Budget Request Provides For Best Air Force Possible, Welsh Says
By Army Sgt. 1st Class Tyrone C. Marshall Jr.
American Forces Press Service
WASHINGTON, April 12, 2013 The Air Force’s $114.1 billion fiscal year 2014 budget request will provide for the most capable airpower arm possible, the Air Force chief of staff said here today.
Testifying with Air Force Secretary Michael B. Donley, Gen. Mark A. Welsh III told the House Armed Services Committee his service’s portion of DOD’s fiscal 2014 budget proposal will support what he believes will be a continuing demand for American air power.
“America's foreign policy choices reflect the conscious reliance on its Air Force to help realize success,” Welsh said. This, he said, currently involves managing the airlift requirements for a responsible drawdown in Afghanistan, addressing increasingly vocal international actors in the Asia-Pacific region, and satisfying the growing national reliance on space-based capabilities, he said.
The general said these choices are also bounded by shifting fiscal realities that will force the entire Defense Department to focus on capabilities and missions that are essential in the future.
“As an indispensable part of that joint force, the Air Force intends to continue operating in air, space and cyber, and to prioritize those core missions that have existed since our birth as a separate service in 1947,” Welsh said.
“America’s airmen perform these missions exceptionally well,” he added. “And in doing so, they do provide global vigilance, global reach and global power for America.”
Welsh said the fiscal 2014 budget request does not fully account for necessary recovery actions from the current budgetary turbulence, and it doesn’t fully incorporate the potential cuts for sequestration in 2014 and beyond.
The proposed budget, however, does prioritize efforts to reverse the Air Force’s declining readiness trend, he said, noting that low states of readiness negate many of the strategic advantages of air power.
“Flying hours are allocated to maintain, and in some cases, incrementally improve readiness levels across the total force in this budget,” Welsh said. “In the past, we've relied on overseas contingency operations funding to partially fund those flying hour programs and to maintain our current and substandard readiness levels.”
The general said the Air Force will continue to reduce its reliance on OCO funding for the flying hour program through 2015.
“At which point,” he said, “we should have as much as 90 percent of our peacetime flying requirement back in our baseline budget.”
Additionally, Welsh said, the Air Force has restored emphasis on its training ranges, funding about 75 percent of the requirement in that area, up from recent lows of only 25 percent.
After years of trading quantity for quality, he said, the Air Force now has fewer people in aircraft than at any time since it became an independent service.
“Unfortunately, while the numbers have gone down, both the real cost of personnel and their proportion relative to the rest of the budget has increased dramatically,” Welsh said.
Meanwhile, “pay and benefits continue to rise, as have the costs of the Defense Department health care program, which has grown approximately 270 percent over the last 11 years,” he said.

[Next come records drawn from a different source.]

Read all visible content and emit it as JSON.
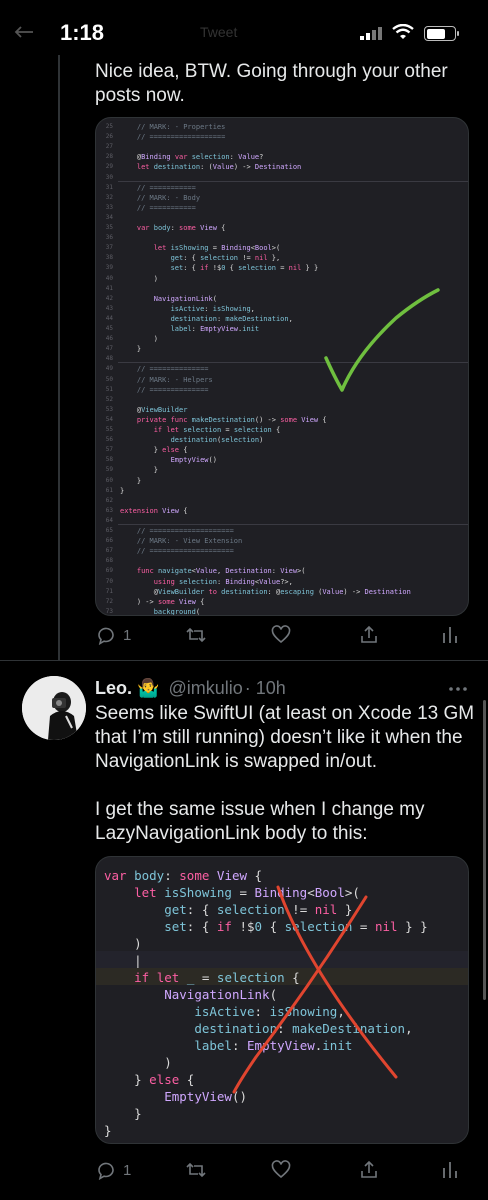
{
  "status_bar": {
    "time": "1:18",
    "ghost_label": "Tweet"
  },
  "tweet1": {
    "text_lines": [
      "Nice idea, BTW. Going through your other",
      "posts now."
    ],
    "image_alt": "Xcode screenshot of LazyNavigationLink code with a green checkmark",
    "code_lines": [
      {
        "n": "25",
        "t": "    // MARK: - Properties",
        "c": "cm"
      },
      {
        "n": "26",
        "t": "    // ==================",
        "c": "cm"
      },
      {
        "n": "27",
        "t": "",
        "c": "pl"
      },
      {
        "n": "28",
        "t": "    @Binding var selection: Value?",
        "c": "mix1"
      },
      {
        "n": "29",
        "t": "    let destination: (Value) -> Destination",
        "c": "mix2"
      },
      {
        "n": "30",
        "t": "",
        "c": "pl"
      },
      {
        "n": "31",
        "t": "    // ===========",
        "c": "cm"
      },
      {
        "n": "32",
        "t": "    // MARK: - Body",
        "c": "cm"
      },
      {
        "n": "33",
        "t": "    // ===========",
        "c": "cm"
      },
      {
        "n": "34",
        "t": "",
        "c": "pl"
      },
      {
        "n": "35",
        "t": "    var body: some View {",
        "c": "mix3"
      },
      {
        "n": "36",
        "t": "",
        "c": "pl"
      },
      {
        "n": "37",
        "t": "        let isShowing = Binding<Bool>(",
        "c": "mix4"
      },
      {
        "n": "38",
        "t": "            get: { selection != nil },",
        "c": "mix5"
      },
      {
        "n": "39",
        "t": "            set: { if !$0 { selection = nil } }",
        "c": "mix5"
      },
      {
        "n": "40",
        "t": "        )",
        "c": "pl"
      },
      {
        "n": "41",
        "t": "",
        "c": "pl"
      },
      {
        "n": "42",
        "t": "        NavigationLink(",
        "c": "ty"
      },
      {
        "n": "43",
        "t": "            isActive: isShowing,",
        "c": "ac"
      },
      {
        "n": "44",
        "t": "            destination: makeDestination,",
        "c": "ac"
      },
      {
        "n": "45",
        "t": "            label: EmptyView.init",
        "c": "ac"
      },
      {
        "n": "46",
        "t": "        )",
        "c": "pl"
      },
      {
        "n": "47",
        "t": "    }",
        "c": "pl"
      },
      {
        "n": "48",
        "t": "",
        "c": "pl"
      },
      {
        "n": "49",
        "t": "    // ==============",
        "c": "cm"
      },
      {
        "n": "50",
        "t": "    // MARK: - Helpers",
        "c": "cm"
      },
      {
        "n": "51",
        "t": "    // ==============",
        "c": "cm"
      },
      {
        "n": "52",
        "t": "",
        "c": "pl"
      },
      {
        "n": "53",
        "t": "    @ViewBuilder",
        "c": "at"
      },
      {
        "n": "54",
        "t": "    private func makeDestination() -> some View {",
        "c": "mix6"
      },
      {
        "n": "55",
        "t": "        if let selection = selection {",
        "c": "mix7"
      },
      {
        "n": "56",
        "t": "            destination(selection)",
        "c": "ac"
      },
      {
        "n": "57",
        "t": "        } else {",
        "c": "mix8"
      },
      {
        "n": "58",
        "t": "            EmptyView()",
        "c": "ty"
      },
      {
        "n": "59",
        "t": "        }",
        "c": "pl"
      },
      {
        "n": "60",
        "t": "    }",
        "c": "pl"
      },
      {
        "n": "61",
        "t": "}",
        "c": "pl"
      },
      {
        "n": "62",
        "t": "",
        "c": "pl"
      },
      {
        "n": "63",
        "t": "extension View {",
        "c": "mix9"
      },
      {
        "n": "64",
        "t": "",
        "c": "pl"
      },
      {
        "n": "65",
        "t": "    // ====================",
        "c": "cm"
      },
      {
        "n": "66",
        "t": "    // MARK: - View Extension",
        "c": "cm"
      },
      {
        "n": "67",
        "t": "    // ====================",
        "c": "cm"
      },
      {
        "n": "68",
        "t": "",
        "c": "pl"
      },
      {
        "n": "69",
        "t": "    func navigate<Value, Destination: View>(",
        "c": "mix10"
      },
      {
        "n": "70",
        "t": "        using selection: Binding<Value?>,",
        "c": "mix11"
      },
      {
        "n": "71",
        "t": "        @ViewBuilder to destination: @escaping (Value) -> Destination",
        "c": "mix12"
      },
      {
        "n": "72",
        "t": "    ) -> some View {",
        "c": "mix13"
      },
      {
        "n": "73",
        "t": "        background(",
        "c": "ac"
      }
    ],
    "actions": {
      "replies": "1",
      "retweets": "",
      "likes": ""
    }
  },
  "tweet2": {
    "author_name": "Leo.",
    "author_emoji": "🤷‍♂️",
    "handle": "@imkulio",
    "time": "· 10h",
    "text_lines": [
      "Seems like SwiftUI (at least on Xcode 13 GM",
      "that I’m still running) doesn’t like it when the",
      "NavigationLink is swapped in/out.",
      "",
      "I get the same issue when I change my",
      "LazyNavigationLink body to this:"
    ],
    "code_lines": [
      "var body: some View {",
      "    let isShowing = Binding<Bool>(",
      "        get: { selection != nil },",
      "        set: { if !$0 { selection = nil } }",
      "    )",
      "    |",
      "    if let _ = selection {",
      "        NavigationLink(",
      "            isActive: isShowing,",
      "            destination: makeDestination,",
      "            label: EmptyView.init",
      "        )",
      "    } else {",
      "        EmptyView()",
      "    }",
      "}"
    ],
    "actions": {
      "replies": "1",
      "retweets": "",
      "likes": ""
    }
  },
  "colors": {
    "background": "#000000",
    "text": "#e7e9ea",
    "secondary": "#71767b",
    "checkmark": "#6fbf3f",
    "cross": "#e0452f"
  }
}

Welsh said Air Force leadership supports DOD’s request to limit the military pay raise to only 1 percent in this budget proposal and to explore “meaningful” modifications in the TRICARE health care system.
The Air Force will look to consolidate infrastructure and reduce excess capacity where allowed, he said, and supports DOD’s request for further base realignment and closure authority in fiscal 2015.
“As difficult as a BRAC would be for everyone, we can simply no longer afford to retain unnecessary overhead that diverts precious resources from readiness and modernization,” Welsh said.
Welsh said the Air Force’s portion of the proposed fiscal 2014 budget also strives to protect modernization to support current defense strategic guidance.
“The KC-46 [tanker], F-35 [joint strike fighter] and long-range strike bomber remain our top-three investment priorities,” he said. “We need the F-35. It remains the best platform to address the proliferation of highly capable integrated air defenses and new air-to-air threats.”
And the long-range strike bomber “will give our nation a flexible, credible capability to strike globally with precision on limited notice should the national interest require,” Welsh added.
The KC-46 tanker is the Air Force’s highest modernization priority, he said, and it will ultimately replace a third of the current tanker fleet.
“[This] tanker fleet puts the ‘global’ in global vigilance, global reach, and global power,” Welsh said. “It provides strategic options for our nation. We simply must modernize it.”
The general also noted that four of the Air Force's 10 largest modernization programs are space-based platforms.
“We'll also contend to invest in our most important resource -- our airmen,” Welsh said. “We'll provide the training, education, and professional development opportunities they need to be the best in the world at what they do.
“If we can't do that, they will find other work,” he added. “We'll continue to do everything in our power to care for our airmen and their families, while balancing the resources required to do that, with the understanding that our primary job is to fight and win the nation's wars.”
Welsh said it is his job to help Donley field the best fighting force possible.
“I believe our 2014 budget request moves us in that direction,” the general said. “It postures the Air Force to improve readiness, to limit force structure, and to limit force structure cost and to protect vital modernization.”